To me, it is very simple – the number one rule is that you must be neutral, not affiliating with any sides, especially with any political parties. Out of over 32 million people, some 4 or 5 million are taxpayers, not being obsessed with one single party. Media needs to respect the views and opinions of different groups and communities in Malaysia while promoting constructive dialogue and engagement amongst the public and encouraging critical thinking and media literacy.
Sharon Foo, Reporter, Sin Chew Daily
It has always been the norm in Malaysia for political issues to dominate the news platform over other matters. To maintain unbiased reporting, it's best to diversify the sources of information, ensuring that various voices, especially from both sides, are heard and reported. At the same time, extra efforts can be made to promote a sense of national identity. This can be achieved by reporting stories that focus on national harmony and unity alongside political news. In Malaysia, there are still many communities that are working hard to promote national unity by organising various events and campaigns. What the media can do here is support their efforts by providing coverage.
Teh Athira Yusof, Journalist, The Star
Malaysian journalists can navigate the challenges of maintaining unbiased reporting while promoting a sense of national identity by maintaining professional ethics and journalistic integrity. The local media is responsible for providing balanced, informative and accurate coverage of political issues without being biased towards any political ideology or party. Journalists should highlight the common values and interests that unite the nation, such as cultural diversity, economic progress, and social harmony. In their role as the fourth estate, the media must also be vigilant against any attempts to divide society along ethnic and religious lines or to spread fake news and misinformation that can lead to social unrest.
Muqri Aziz, Reporter / Anchor, TVS
In the realm of Malaysian journalism, the struggle to balance impartial reporting with fostering a national identity amidst a politically charged news scene is undeniably human. Journalists grapple with the same ethical dilemmas we encounter in our daily lives. For them, integrity is paramount, mirroring our commitment to honesty in personal interactions. They strive to provide objective coverage, much like we aim for truthful conversations with friends. Simultaneously, nurturing a sense of national identity equates to celebrating their own cultural roots, akin to sharing stories of our family heritage. Moreover, journalists act as educators, teaching media literacy to help citizens distinguish fact from fiction—just as we help friends acquire essential life skills. Ultimately, Malaysian journalists are like us all, confronting the human challenge of preserving honesty while embracing their cultural identity within a politically charged landscape. It's a testament to their dedication to both truth and unity.
Nurul Suhaidi, Journalist, The Malaysian Reserve
Being a journalist, we are constantly being pushed to the edge of presenting the truth. Staying neutral can be tricky. Not only that but with a strong personal identity, our bias may influence the way we report, which shall be passed down to readers. When it comes to our unprecedented political landscape, stories can easily stir national unity.
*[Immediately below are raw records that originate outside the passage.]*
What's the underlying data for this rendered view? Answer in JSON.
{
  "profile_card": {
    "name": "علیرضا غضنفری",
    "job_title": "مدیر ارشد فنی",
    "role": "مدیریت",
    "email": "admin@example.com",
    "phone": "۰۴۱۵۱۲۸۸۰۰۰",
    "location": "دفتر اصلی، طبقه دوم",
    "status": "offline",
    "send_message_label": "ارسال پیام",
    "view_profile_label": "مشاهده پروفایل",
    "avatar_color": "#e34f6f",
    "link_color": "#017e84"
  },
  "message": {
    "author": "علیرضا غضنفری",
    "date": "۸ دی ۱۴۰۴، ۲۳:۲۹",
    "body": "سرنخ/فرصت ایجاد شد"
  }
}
Therefore, we need to always stick to facts. Journalists should avoid sensationalising current racial or political tension that may negatively evoke the emotions of diverse Malaysians. Seek out opinions, but don’t forget the perspectives from various communities so we get a comprehensive picture that challenges our bias. Constant self-reflection and regulation are needed to build a narrative based on empathy.